Bernard Shaw, who regarded Sweet as a man of genius, writes in the preface of ‘Pygmalion’ about his ‘Satanic contempt for all academic dignitaries and persons in general who thought more of Greek than of phonetics’. The play’s Professor Higgins, he says, is not a portrait of Sweet: ‘With Higgins’s physique and temperament Sweet might have set the Thames on fire.’ There are, however, ‘touches of Sweet in the play’ and I think this is enough for Oxford to count one of the most recognisable characters in English literature as one of its own!
So for all you cantankerous academics out there – watch out, you could be the next inspiration for some would be playwright!!
I know, I know – it’s been around 10 months since this blog has been updated. But in our defence there are only 4 of us in the team which generally means we are running around like idiots most of the time and ‘blogging’ isn’t high up on our list of priorities. However, having been battered by tweets from Kate Lindsay, Liz McCarthy & LTG – I have decided to sign up for the 23 things programme, which is being run as part of Engage: Social Media Michaelmas and try and do better this year.
We have a busy term ahead – packed full of lecture recordings, podcasts & promotional films and I hope to showcase some of these over the coming weeks, so watch this space!!
This is the brand new blog from the Media Production Unit, one of OUCS’ newest additions. The little elves down here at 6 Worcester Street have been working their stockings off in the run-up to Christmas and believe me, the new year looks like it’s going to get off to a flyer!
Conrad has just finished the editing process on the last degree ceremony of the year and is now turning his attention to setting up his flash new edit suite, which he informs me will provide him with a more flexible way of working. Along with that, he is also preparing the unit for the migration to the new operating system next year.
2012 isn’t even upon us yet but Karen has already got 13 lectures and seminars booked for the new year! So book early to avoid disappointment! Karen is just applying the finishing touches to the Wolfson podcast, in which there is information about their scholarship programmes and how students can benefit from them. That will be available on iTunesU at the start of next term, as will the Nuffield Department of Clinical Medicine’s (NDM) podcast, which is also available on the NDM website. I don’t know a thing about clinical medicine but I helped film some of it and it’s pretty interesting stuff!
Lisa has been busy plugging the Media Production Unit by talking to the OUCS news and ‘Conference Oxford’, look out for our features in the next issues of both publications.
Just to get you in to the mood for the new year I’ll leave you with news that Karen and Charlie are going to be filming for the website of the Bodleian’s new Romance exhibition. Perhaps even more tantalising, we have had reports that we have been asked to film a debate between Oxford’s very own high priest of atheism; Richard Dawkins, and the Archbishop of Canterbury; Rowan Williams! You heard it here first folks!
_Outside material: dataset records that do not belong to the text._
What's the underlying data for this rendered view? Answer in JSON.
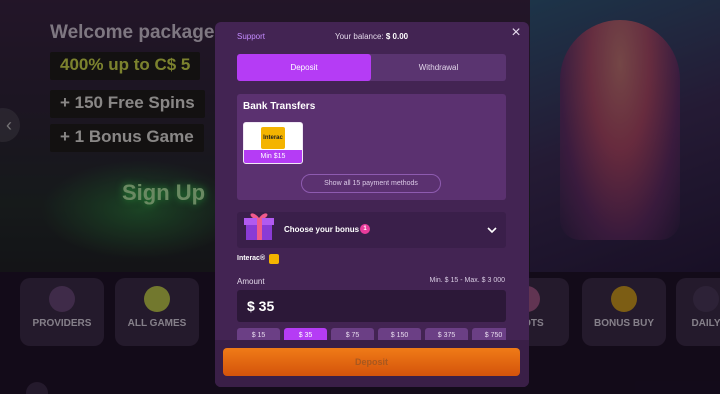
{
  "background": {
    "hero_title": "Welcome package",
    "promo_lines": [
      "400% up to C$ 5",
      "+ 150 Free Spins",
      "+ 1 Bonus Game"
    ],
    "signup_text": "Sign Up",
    "categories": [
      "PROVIDERS",
      "ALL GAMES",
      "SLOTS",
      "BONUS BUY",
      "DAILY"
    ]
  },
  "modal": {
    "support_label": "Support",
    "balance_label": "Your balance:",
    "balance_value": "$ 0.00",
    "tabs": [
      "Deposit",
      "Withdrawal"
    ],
    "active_tab": "Deposit",
    "methods_section": {
      "title": "Bank Transfers",
      "method_logo": "Interac",
      "method_min": "Min $15",
      "show_all": "Show all 15 payment methods"
    },
    "bonus": {
      "label": "Choose your bonus",
      "count": "1"
    },
    "selected_method": "Interac®",
    "amount": {
      "label": "Amount",
      "range": "Min. $ 15 - Max. $ 3 000",
      "value": "$ 35"
    },
    "quick_amounts": [
      "$ 15",
      "$ 35",
      "$ 75",
      "$ 150",
      "$ 375",
      "$ 750"
    ],
    "deposit_button": "Deposit"
  },
  "colors": {
    "accent": "#b53cf5",
    "modal_bg": "#432453",
    "deposit_btn": "#e06612"
  }
}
Rest assured I will keep you updated on all that happens here at MPU, so why not follow us on Twitter, @MPU_Oxford. You can also visit our website at www.oucs.ox.ac.uk/media.
If you don’t hear from us before, from everyone here at MPU have a very merry Christmas and a happy new year!